• RECORD SET:
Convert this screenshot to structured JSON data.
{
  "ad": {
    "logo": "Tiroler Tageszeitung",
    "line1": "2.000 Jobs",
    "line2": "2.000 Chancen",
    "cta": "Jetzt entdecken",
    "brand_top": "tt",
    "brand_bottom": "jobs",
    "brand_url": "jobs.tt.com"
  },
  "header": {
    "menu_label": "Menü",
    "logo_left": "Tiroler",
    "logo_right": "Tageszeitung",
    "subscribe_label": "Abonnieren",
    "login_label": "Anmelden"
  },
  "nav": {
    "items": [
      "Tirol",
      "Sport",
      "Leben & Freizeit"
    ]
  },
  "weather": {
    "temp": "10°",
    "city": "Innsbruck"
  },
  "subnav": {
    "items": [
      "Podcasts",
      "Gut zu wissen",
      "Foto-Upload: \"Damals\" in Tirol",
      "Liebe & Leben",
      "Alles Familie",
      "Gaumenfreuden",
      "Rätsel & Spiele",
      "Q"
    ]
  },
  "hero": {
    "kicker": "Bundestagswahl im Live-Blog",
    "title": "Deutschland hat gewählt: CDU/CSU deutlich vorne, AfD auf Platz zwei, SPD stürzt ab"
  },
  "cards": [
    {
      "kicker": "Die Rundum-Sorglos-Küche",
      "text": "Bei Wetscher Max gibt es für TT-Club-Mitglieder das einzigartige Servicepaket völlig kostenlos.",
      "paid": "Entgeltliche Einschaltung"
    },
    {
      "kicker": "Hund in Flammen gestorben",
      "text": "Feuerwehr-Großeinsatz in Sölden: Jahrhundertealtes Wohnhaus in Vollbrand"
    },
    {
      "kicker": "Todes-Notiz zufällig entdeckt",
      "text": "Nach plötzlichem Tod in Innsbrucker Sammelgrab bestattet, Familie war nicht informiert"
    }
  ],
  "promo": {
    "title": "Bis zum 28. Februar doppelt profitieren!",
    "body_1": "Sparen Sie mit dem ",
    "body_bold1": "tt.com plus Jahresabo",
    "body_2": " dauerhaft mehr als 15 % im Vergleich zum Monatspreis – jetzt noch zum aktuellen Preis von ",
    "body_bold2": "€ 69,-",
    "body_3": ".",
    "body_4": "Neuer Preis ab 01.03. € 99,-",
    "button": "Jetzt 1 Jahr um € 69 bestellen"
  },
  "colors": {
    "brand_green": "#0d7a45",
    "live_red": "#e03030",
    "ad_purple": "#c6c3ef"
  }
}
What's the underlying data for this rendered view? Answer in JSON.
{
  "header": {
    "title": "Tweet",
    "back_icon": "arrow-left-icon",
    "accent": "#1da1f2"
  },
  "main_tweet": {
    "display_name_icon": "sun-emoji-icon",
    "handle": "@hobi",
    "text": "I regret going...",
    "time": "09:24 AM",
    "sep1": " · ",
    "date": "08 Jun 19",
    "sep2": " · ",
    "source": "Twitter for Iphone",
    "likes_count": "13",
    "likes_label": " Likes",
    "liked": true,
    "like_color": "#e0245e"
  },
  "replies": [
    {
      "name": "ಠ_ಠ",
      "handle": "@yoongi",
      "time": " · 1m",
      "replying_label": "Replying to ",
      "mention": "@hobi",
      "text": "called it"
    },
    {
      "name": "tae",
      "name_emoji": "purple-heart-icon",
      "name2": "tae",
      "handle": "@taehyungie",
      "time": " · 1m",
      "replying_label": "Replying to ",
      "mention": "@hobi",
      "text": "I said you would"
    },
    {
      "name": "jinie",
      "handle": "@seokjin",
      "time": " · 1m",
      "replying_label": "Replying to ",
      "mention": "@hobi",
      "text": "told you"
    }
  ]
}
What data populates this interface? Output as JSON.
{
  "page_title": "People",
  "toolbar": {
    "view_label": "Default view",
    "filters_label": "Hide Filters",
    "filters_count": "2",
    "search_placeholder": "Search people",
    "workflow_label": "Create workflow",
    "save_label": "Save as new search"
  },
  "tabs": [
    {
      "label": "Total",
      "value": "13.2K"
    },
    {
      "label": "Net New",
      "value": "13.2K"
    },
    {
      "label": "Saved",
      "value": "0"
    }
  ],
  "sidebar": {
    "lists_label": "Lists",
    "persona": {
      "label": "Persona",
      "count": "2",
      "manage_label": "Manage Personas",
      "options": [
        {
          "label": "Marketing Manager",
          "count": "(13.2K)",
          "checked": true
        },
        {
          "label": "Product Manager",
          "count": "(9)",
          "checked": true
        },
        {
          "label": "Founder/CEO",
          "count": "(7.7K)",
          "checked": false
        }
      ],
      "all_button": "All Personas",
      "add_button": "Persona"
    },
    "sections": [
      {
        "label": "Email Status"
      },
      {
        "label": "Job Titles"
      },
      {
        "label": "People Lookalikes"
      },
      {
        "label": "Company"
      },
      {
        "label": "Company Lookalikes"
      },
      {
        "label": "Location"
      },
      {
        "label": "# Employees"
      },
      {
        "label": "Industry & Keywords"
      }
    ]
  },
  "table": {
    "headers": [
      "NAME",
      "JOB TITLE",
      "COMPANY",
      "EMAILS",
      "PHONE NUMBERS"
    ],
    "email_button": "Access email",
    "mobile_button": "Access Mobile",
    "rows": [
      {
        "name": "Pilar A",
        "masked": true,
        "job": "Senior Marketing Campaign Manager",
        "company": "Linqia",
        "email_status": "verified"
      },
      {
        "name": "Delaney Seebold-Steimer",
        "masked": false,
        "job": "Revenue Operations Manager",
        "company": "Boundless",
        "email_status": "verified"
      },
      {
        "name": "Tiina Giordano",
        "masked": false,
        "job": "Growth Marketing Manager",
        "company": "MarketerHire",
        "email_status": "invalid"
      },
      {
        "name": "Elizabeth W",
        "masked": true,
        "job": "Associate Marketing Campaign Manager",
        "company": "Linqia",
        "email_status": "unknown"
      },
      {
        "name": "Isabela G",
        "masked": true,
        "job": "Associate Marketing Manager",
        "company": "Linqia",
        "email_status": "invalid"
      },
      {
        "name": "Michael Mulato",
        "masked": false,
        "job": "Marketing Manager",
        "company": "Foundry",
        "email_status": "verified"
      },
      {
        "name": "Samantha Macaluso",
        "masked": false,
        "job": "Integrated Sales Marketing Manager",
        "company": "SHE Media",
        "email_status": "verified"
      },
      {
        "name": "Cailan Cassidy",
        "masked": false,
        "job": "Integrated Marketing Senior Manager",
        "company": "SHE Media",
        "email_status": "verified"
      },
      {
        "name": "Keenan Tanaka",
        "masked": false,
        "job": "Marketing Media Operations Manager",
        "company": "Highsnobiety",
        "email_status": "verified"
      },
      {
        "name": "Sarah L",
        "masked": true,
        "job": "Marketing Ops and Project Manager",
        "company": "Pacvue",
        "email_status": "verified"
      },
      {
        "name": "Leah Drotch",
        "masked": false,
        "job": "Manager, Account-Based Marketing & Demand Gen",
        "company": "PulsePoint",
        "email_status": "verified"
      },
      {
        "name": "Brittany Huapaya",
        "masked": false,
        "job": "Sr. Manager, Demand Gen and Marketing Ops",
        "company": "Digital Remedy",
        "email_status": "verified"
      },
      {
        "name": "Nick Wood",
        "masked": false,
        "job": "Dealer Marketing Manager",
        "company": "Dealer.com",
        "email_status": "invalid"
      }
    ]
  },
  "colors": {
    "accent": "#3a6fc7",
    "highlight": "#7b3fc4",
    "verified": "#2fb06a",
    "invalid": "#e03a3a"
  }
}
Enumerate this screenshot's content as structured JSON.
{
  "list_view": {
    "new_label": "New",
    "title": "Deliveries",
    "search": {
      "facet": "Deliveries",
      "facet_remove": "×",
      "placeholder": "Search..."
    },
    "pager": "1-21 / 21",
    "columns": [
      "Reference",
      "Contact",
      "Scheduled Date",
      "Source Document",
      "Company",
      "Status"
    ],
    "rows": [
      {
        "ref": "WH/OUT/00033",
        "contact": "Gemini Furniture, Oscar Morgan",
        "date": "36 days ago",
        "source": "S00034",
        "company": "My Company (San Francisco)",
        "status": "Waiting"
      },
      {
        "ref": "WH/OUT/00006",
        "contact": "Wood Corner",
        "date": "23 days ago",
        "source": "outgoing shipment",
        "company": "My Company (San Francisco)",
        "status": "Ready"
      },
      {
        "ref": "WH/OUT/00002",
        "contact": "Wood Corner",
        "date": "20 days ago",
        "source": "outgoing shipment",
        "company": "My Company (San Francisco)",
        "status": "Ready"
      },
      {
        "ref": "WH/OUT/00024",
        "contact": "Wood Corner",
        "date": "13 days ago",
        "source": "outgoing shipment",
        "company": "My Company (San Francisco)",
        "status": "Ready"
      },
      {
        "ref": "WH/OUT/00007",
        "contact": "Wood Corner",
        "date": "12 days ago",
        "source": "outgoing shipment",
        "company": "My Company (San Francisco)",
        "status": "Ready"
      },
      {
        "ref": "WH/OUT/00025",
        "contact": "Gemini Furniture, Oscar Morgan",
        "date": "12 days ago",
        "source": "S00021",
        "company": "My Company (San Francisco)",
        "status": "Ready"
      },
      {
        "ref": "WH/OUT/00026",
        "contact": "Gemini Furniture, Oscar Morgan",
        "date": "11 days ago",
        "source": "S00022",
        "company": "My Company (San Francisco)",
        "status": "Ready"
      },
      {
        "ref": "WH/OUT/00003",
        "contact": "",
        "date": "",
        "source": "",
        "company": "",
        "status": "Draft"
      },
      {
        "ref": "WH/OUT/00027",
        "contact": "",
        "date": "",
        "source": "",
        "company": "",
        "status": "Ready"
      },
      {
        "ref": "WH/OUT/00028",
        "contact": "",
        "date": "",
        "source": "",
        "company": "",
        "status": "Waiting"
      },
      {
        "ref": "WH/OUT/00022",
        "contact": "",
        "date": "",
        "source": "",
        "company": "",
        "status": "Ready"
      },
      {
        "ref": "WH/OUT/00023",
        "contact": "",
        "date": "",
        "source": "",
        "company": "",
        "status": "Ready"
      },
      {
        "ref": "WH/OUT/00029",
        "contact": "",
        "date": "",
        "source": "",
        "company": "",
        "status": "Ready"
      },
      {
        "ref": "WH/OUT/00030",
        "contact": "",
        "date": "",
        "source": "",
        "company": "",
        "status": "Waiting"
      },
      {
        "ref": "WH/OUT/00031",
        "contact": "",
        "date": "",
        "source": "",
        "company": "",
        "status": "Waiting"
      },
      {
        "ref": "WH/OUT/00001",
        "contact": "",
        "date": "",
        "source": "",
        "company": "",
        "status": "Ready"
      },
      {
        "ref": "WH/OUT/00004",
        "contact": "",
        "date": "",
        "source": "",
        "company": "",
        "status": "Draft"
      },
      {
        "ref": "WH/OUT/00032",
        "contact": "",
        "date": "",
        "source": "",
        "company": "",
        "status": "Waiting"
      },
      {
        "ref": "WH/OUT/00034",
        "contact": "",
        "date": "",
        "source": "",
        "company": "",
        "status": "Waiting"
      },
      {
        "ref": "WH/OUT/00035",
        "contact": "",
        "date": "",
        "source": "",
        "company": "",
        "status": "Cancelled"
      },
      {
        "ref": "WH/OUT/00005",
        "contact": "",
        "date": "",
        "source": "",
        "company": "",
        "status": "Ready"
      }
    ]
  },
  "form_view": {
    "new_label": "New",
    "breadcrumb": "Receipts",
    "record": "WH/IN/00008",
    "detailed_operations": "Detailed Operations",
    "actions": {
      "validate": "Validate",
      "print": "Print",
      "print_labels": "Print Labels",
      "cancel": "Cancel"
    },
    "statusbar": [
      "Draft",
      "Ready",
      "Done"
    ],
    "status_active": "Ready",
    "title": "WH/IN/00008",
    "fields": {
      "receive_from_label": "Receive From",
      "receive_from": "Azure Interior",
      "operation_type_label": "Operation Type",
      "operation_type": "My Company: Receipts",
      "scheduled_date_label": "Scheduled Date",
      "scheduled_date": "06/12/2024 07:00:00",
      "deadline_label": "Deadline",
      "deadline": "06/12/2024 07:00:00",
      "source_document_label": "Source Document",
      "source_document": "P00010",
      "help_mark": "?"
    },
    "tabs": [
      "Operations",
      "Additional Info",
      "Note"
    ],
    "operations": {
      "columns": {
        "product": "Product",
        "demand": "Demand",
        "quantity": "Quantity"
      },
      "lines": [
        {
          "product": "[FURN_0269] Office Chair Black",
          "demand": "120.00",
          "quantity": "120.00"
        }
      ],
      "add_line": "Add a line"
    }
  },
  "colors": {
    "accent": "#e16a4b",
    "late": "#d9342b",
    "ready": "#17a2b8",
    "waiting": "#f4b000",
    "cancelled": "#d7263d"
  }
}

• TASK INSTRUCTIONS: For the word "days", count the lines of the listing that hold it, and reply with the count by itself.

• TASK RESULT: 7